Mountain toads not seen as endangered
September 30, 2005
SUMMIT COUNTY – Warts and all, boreal toads in the southern Rockies have been taken off a list that could’ve lead to endangered species designation. Summit County is home to several breeding populations of boreal toads, most of which have survived the spread of a deadly fungus that has killed off toads and other amphibians in North America and around the globe.
Boreal toads are on the state endangered species list, and Colorado Division of Wildlife officials said the federal decision wouldn’t have an immediate effect on the state’s recovery effort, which includes breeding boreal toads at an aquatic research facility and trying to re-establish populations around the state.The Cucumber Gulch wetlands in Breckenridge is considered prime habitat for boreal toads, and state biologists say the toads could be reintroduced there. A toad survey in Cucumber Gulch this summer turned up only two animals, but according to anecdotal accounts from long-time residents of the area, the gulch was once home to a thriving population.The decision by Breckenridge to protect Cucumber Gulch as a nature preserve was in part due to its potential as habitat for the rare amphibians. But the U.S. Fish and Wildlife service said the Rockies toads are not unique enough to be considered an endangered species. Extinction of the mountain toads would only create a small gap in the overall population. Related subspecies of boreal toads are common in parts of the Northern Rockies ranging all the way to British Columbia, the agency said.
The best available scientific evidence doesn’t show the Southern Rockies boreal toad is genetically different from other populations in the Northern Rockies, the agency said. Erin Roberts, staff biologist with the Center for Native Ecosystems, said her organization will sue the federal government over its decision to remove boreal toads from the Endangered Species Act candidate species list.”We have no other choice,” Robertson said. “This decision is completely out of line with the science.”
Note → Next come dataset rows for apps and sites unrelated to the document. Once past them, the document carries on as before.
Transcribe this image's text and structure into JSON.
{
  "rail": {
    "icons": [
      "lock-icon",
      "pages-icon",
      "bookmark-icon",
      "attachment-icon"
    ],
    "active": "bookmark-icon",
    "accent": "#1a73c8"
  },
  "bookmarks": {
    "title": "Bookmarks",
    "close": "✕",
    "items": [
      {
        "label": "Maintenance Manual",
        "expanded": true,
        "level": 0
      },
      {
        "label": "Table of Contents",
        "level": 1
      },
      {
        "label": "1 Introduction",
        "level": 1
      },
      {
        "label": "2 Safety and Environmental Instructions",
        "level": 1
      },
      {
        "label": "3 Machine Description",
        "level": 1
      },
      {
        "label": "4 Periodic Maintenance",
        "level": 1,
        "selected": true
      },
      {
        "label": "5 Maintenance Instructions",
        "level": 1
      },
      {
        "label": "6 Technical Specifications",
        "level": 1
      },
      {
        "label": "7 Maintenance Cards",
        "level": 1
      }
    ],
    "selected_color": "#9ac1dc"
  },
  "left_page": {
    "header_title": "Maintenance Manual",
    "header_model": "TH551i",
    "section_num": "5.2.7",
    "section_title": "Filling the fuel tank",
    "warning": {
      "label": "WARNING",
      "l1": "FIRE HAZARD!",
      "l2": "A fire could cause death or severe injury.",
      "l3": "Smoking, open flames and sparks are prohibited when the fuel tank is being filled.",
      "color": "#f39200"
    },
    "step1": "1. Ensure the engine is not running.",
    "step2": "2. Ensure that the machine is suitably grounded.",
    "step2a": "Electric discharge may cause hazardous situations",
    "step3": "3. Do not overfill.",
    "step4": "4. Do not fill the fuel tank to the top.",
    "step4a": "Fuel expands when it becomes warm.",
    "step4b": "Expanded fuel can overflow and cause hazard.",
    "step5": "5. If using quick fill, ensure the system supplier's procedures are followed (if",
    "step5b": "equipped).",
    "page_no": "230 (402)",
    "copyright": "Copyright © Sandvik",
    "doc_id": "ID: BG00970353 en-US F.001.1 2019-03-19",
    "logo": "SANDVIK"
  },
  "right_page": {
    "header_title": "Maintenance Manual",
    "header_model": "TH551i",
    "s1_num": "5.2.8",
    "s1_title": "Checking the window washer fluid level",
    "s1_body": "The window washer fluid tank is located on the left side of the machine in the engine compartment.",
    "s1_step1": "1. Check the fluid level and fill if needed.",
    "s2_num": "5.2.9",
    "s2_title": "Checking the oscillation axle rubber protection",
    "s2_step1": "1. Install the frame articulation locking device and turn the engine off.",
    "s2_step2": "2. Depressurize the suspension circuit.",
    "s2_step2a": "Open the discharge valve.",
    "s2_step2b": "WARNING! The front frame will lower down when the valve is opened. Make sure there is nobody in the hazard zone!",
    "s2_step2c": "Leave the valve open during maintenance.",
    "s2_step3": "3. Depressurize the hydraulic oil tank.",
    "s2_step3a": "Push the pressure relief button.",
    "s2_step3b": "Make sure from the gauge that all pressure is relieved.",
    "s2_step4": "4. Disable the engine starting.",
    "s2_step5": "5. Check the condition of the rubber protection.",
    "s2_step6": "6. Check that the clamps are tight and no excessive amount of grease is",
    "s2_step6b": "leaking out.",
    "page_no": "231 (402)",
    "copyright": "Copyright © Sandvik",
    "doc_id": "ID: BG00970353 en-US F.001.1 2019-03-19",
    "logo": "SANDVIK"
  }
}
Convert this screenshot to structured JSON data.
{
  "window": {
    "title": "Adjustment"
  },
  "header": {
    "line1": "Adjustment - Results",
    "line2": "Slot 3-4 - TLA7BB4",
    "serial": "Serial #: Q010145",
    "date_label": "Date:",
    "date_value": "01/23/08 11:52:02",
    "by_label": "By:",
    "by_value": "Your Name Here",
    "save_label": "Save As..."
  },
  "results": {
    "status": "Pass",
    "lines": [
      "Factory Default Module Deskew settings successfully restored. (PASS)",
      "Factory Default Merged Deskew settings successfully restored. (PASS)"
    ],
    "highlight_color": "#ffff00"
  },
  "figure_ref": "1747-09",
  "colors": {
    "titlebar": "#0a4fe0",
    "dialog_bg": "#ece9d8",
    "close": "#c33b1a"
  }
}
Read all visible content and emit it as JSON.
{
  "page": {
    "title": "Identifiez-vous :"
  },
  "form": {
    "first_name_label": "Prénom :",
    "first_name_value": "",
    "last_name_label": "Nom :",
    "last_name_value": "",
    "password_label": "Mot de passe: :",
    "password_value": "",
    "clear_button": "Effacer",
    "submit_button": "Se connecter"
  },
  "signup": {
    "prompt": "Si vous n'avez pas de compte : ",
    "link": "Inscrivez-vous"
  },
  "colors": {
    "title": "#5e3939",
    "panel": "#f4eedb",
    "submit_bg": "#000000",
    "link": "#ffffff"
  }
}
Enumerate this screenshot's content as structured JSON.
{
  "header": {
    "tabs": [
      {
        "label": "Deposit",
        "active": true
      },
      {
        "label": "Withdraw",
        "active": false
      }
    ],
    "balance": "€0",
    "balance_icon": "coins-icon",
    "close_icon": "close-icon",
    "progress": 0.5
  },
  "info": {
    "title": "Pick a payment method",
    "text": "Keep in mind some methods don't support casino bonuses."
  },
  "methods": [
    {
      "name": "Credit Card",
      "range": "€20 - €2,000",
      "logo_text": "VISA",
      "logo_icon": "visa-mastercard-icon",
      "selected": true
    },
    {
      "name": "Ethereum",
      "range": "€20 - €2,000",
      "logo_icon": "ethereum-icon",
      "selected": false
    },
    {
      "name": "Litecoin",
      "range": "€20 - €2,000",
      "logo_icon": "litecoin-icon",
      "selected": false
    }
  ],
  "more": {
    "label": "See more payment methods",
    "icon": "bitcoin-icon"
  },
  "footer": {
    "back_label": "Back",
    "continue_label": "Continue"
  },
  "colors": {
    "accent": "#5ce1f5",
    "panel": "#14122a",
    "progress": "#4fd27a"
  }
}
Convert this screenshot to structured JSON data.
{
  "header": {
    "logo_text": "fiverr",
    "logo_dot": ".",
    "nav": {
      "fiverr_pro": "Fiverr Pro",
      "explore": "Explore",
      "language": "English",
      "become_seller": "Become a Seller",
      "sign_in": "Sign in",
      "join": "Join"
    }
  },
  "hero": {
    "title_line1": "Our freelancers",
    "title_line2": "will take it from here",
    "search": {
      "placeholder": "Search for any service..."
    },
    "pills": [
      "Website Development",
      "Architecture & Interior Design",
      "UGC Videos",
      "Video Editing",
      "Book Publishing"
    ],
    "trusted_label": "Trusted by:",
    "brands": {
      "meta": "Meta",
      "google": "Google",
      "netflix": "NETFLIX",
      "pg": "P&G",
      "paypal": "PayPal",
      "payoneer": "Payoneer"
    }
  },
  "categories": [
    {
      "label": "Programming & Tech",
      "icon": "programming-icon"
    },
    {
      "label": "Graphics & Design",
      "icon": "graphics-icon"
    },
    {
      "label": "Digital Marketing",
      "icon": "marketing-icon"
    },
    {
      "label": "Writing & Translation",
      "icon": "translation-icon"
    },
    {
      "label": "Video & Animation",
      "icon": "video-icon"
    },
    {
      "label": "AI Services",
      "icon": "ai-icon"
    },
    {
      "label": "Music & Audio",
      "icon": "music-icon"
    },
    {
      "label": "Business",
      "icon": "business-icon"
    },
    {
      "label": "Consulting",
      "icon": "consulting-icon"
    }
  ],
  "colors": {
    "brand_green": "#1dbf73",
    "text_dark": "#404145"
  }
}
Taking the frogs off the list could drain federal funds from toad research, Roberts said. Without federal attention, conserving frogs could lose momentum, she added.Vail, Colorado